peculiar to Shakspeare, and have been too apt to impute to him as a blemish: but the quotations of this class do effectually purge him from such a charge, which is one reason of their profusion; though another main inducement to it has been, a desire of shewing the true force and meaning of the aforesaid unusual words and expressions; which can no way be better ascertain'd, than by a proper variety of well-chosen examples. Now, to bring this matter home to the subject for which it has been alledg'd, and upon whose account this affair is now lay'd before the publick somewhat before it's time,-who is so short-sighted as not to perceive, upon first reflection, that, without manifest injustice, the notes upon this author could not precede the publication of the work we have been describing; whose choicest materials would unavoidably and certainly have found a place in those notes, and so been twice retail'd upon the world; a practice which the editor has often condemn'd in others, and could therefore not resolve to be guilty of in himself? By postponing these notes a while, things will be as they ought: they will then be confin'd to that which is their proper subject, explanation alone, intermix'd with some little criticism; and instead of long quotations, which would otherwise have appear'd in them, the School of Shakspeare will be referr'd to occasionally; and one of the many indexes with which this same School will be provided, will afford an ampler and truer Glossary than can be made out of any other matter. In the mean while, and 'till such time as the whole can be got ready, and their way clear'd for them by publication of the book above mention'd, the reader will please to take in good part some few of these notes with which he will be pre

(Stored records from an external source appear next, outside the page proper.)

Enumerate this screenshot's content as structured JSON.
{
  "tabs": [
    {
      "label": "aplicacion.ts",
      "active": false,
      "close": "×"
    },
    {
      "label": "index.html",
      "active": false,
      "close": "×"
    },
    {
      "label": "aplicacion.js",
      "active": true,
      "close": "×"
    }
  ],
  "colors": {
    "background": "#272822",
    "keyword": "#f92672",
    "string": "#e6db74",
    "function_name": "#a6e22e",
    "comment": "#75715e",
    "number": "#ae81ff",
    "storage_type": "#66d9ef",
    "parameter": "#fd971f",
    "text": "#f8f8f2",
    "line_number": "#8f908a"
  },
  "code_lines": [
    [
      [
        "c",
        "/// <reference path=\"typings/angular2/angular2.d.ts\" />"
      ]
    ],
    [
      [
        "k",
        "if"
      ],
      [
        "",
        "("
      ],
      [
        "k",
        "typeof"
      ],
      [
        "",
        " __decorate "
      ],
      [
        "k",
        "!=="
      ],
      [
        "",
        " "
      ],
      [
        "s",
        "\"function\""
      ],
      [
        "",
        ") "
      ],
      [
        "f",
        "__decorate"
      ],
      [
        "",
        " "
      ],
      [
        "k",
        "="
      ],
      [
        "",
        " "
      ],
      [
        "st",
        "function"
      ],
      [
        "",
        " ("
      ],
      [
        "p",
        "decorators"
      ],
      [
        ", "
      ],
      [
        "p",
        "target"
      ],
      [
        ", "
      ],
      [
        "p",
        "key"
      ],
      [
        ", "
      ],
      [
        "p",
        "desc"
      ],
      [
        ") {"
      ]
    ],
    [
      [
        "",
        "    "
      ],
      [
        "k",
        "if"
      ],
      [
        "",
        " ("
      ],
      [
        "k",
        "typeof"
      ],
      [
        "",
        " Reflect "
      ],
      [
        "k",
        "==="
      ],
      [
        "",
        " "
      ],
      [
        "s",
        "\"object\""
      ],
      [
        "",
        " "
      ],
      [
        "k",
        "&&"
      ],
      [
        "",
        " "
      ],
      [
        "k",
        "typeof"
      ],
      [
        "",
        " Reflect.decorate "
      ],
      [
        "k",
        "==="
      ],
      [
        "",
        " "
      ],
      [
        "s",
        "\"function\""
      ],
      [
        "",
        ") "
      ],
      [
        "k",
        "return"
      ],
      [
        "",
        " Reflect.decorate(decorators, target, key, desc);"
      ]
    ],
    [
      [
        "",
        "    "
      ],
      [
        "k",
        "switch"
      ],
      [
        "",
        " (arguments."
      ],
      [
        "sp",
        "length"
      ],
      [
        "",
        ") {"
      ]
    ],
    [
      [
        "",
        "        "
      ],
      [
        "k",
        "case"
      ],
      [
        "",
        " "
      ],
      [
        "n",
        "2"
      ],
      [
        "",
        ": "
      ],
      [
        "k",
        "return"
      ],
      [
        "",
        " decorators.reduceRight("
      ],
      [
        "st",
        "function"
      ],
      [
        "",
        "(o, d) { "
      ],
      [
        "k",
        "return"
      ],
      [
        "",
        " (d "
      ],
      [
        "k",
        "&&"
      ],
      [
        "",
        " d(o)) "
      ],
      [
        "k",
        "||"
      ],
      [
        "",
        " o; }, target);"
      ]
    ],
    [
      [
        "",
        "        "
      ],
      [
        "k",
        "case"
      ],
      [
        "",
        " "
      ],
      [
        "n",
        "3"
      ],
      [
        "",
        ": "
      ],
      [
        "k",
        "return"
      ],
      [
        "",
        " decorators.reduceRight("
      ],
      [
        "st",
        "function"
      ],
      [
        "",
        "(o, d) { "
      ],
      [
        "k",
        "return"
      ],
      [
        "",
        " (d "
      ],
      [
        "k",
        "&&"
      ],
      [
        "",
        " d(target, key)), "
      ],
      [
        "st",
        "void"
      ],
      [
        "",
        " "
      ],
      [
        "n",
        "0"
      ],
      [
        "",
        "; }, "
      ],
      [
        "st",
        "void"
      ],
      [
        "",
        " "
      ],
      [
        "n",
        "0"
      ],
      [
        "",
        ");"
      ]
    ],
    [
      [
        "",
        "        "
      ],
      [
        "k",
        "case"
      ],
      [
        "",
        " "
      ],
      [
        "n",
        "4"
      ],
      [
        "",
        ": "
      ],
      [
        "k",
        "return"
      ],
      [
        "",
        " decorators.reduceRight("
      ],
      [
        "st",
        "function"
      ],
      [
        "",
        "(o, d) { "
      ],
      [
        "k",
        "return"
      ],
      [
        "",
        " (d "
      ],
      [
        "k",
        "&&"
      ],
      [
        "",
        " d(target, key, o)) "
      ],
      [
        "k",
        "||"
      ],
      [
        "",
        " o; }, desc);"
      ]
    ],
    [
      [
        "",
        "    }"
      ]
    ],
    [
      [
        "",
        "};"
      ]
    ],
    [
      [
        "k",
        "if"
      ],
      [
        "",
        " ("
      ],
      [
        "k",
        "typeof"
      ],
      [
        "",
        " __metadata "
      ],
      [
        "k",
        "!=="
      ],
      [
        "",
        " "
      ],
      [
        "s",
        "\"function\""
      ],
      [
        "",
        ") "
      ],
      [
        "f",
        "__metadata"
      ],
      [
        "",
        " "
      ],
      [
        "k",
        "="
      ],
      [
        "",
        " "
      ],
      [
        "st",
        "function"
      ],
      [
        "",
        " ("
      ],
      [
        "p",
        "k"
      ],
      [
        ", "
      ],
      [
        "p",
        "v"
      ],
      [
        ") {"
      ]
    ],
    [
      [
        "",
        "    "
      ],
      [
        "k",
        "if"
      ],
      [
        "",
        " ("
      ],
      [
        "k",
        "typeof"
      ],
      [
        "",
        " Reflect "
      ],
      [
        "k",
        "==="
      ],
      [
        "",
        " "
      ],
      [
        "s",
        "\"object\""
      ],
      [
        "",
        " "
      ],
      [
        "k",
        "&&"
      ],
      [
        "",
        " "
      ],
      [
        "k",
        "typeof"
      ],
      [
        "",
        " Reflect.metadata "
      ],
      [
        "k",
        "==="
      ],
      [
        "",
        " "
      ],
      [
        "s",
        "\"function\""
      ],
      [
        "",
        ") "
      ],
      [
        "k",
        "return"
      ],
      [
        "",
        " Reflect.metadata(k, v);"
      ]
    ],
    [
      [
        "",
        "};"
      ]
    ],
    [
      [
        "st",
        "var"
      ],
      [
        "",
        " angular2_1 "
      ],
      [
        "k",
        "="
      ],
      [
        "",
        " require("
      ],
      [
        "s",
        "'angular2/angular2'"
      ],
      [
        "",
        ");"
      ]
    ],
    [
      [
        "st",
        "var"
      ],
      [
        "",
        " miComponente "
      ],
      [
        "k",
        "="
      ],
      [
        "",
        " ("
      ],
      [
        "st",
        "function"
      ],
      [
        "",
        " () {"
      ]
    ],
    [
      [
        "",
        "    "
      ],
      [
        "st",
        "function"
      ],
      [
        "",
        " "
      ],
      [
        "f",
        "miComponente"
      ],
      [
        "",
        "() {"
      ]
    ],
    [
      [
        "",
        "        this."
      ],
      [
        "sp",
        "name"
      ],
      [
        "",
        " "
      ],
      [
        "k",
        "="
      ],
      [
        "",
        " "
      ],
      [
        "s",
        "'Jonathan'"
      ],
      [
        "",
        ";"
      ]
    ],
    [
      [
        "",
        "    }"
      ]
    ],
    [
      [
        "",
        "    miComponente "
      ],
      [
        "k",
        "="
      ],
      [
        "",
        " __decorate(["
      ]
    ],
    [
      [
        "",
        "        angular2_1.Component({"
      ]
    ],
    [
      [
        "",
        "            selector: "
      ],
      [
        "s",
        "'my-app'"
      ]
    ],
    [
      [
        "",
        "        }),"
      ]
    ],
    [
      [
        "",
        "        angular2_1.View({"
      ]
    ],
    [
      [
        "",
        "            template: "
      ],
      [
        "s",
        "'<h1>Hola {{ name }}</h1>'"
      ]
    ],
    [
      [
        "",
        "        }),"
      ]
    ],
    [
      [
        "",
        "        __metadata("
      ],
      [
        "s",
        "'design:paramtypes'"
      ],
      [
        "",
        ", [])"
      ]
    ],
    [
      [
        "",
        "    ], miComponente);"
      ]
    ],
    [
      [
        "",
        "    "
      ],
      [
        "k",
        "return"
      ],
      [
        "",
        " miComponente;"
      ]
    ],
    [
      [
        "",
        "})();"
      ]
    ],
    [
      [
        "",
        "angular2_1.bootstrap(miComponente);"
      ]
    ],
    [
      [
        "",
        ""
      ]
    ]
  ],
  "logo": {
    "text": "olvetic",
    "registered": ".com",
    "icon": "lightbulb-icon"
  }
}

sented by and by: they were written at least four years ago, with intention of placing them at the head of the several notes that are design'd for each play; but are now detach'd from their fellows, and made parcel of the Introduction, in compliance with some friends' opinion; who having given them a perusal, will needs have it, that 'tis expedient the world should be made acquainted forthwith-in what sort of reading the poor poet himself, and his editor after him, have been unfortunately immers❜d.
This discourse is run out, we know not how, into greater heap of leaves than was any ways thought of, and has perhaps fatigu'd the reader equally with the penner of it: yet can we not dismiss him, nor lay down our pen, 'till one article more has been enquir'd into, which seems no less proper for the discussion of this place, than one which we have inserted before, beginning at p. 333; as we there ventur'd to stand up in the behalf of some of the quarto's and maintain their authenticity, so mean we to have the hardiness here to defend some certain plays in this collection from the attacks of a number of writers who have thought fit to call in question their genuineness: the plays contested are-The Three Parts of Henry VI.; Love's Labour's Lost; The Taming of the Shrew; and Titus Andronicus; and the sum of what is brought against them, so far at least as is hitherto come to knowledge, may be all ultimately resolv'd into the sole opinion of their unworthiness, exclusive of some weak surmises which do not deserve a notice: it is therefore fair and allowable, by all laws of duelling, to oppose opinion to opinion; which if we can strengthen with reasons, and something